Grandmother was pleased with me for bearing pain patiently.
“Brave boy!” she praised me. “He who is most patient will be the cleverest.”
Whenever she had saved a little money from the sale of mushrooms and nuts, she used to lay it on window-sills as “secret alms,” and she herself went about in rags and patches even on Sundays.
“You go about worse than a beggar. You put me to shame,” grumbled grandfather.
“What does it matter to you? I am not your daughter. I am not looking for a husband.”
Their quarrels had become more frequent.
“I am not more sinful than others,” cried grandfather in injured tones, “but my punishment is greater.”
Grandmother used to tease him.
“The devils know what every one is worth.” And she would say to me privately: “My old man is frightened of devils. See how quickly he is aging! It is all from fear; eh, poor man!”
I had become very hardy during the summer, and quite savage through living in the forest, and I had lost all interest in the life of my contemporaries, such as Ludmilla. She seemed to me to be tiresomely sensible.
One day grandfather returned from the town very wet. It was autumn, and the rains were falling. Shaking himself on the threshold like a sparrow, he said triumphantly:
“Well, young rascal, you are going to a new situation tomorrow.”
“Where now?” asked grandmother, angrily.
“To your sister Matrena, to her son.”
“O Father, you have done very wrong.”
“Hold your tongue, fool! They will make a man of him.”
Grandmother let her head droop and said nothing more.
In the evening I told Ludmilla that I was going to live in the town.
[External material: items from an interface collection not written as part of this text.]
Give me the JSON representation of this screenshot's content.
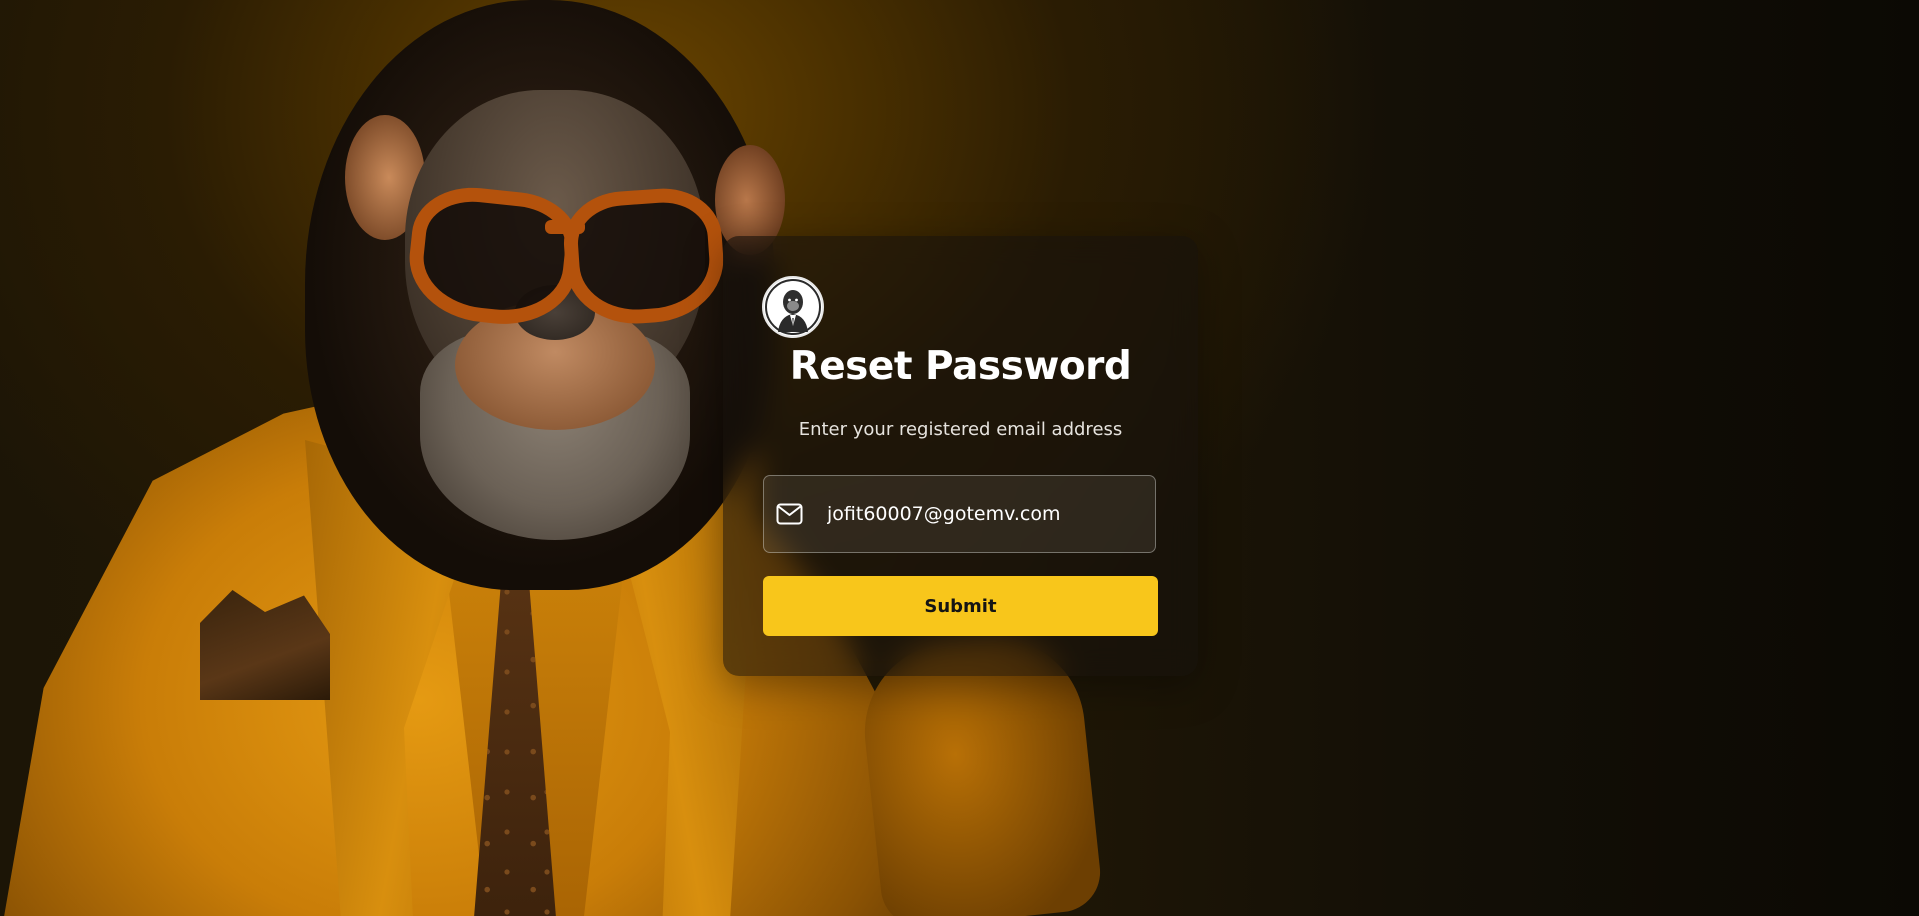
{
  "page": {
    "background_icon": "suited-chimpanzee-illustration",
    "accent_color": "#f8c61b"
  },
  "card": {
    "logo_icon": "gorilla-in-suit-logo",
    "title": "Reset Password",
    "subtitle": "Enter your registered email address",
    "email": {
      "icon": "mail-icon",
      "value": "jofit60007@gotemv.com",
      "placeholder": ""
    },
    "submit_label": "Submit"
  }
}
“They are going to take me there soon,” she informed me, thoughtfully. “Papa wants my leg to be taken off altogether. Without it I should get well.”
She had grown very thin during the summer; the skin of her face had assumed a bluish tint, and her eyes had grown larger.
“Are you afraid?” I asked her.
“Yes,” she replied, and wept silently.
I had no means of consoling her, for I was frightened myself at the prospect of life in town. We sat for a long time in painful silence, pressed close against each other. If it had been summer, I should have asked grandmother to come begging with me, as she had done when she was a girl. We might have taken Ludmilla with us; I could have drawn her along in a little cart. But it was autumn. A damp wind blew up the streets, the sky was heavy with rain-clouds, the earth frowned. It had begun to look dirty and unhappy.
Last updated Monday, December 22, 2014 at 10:50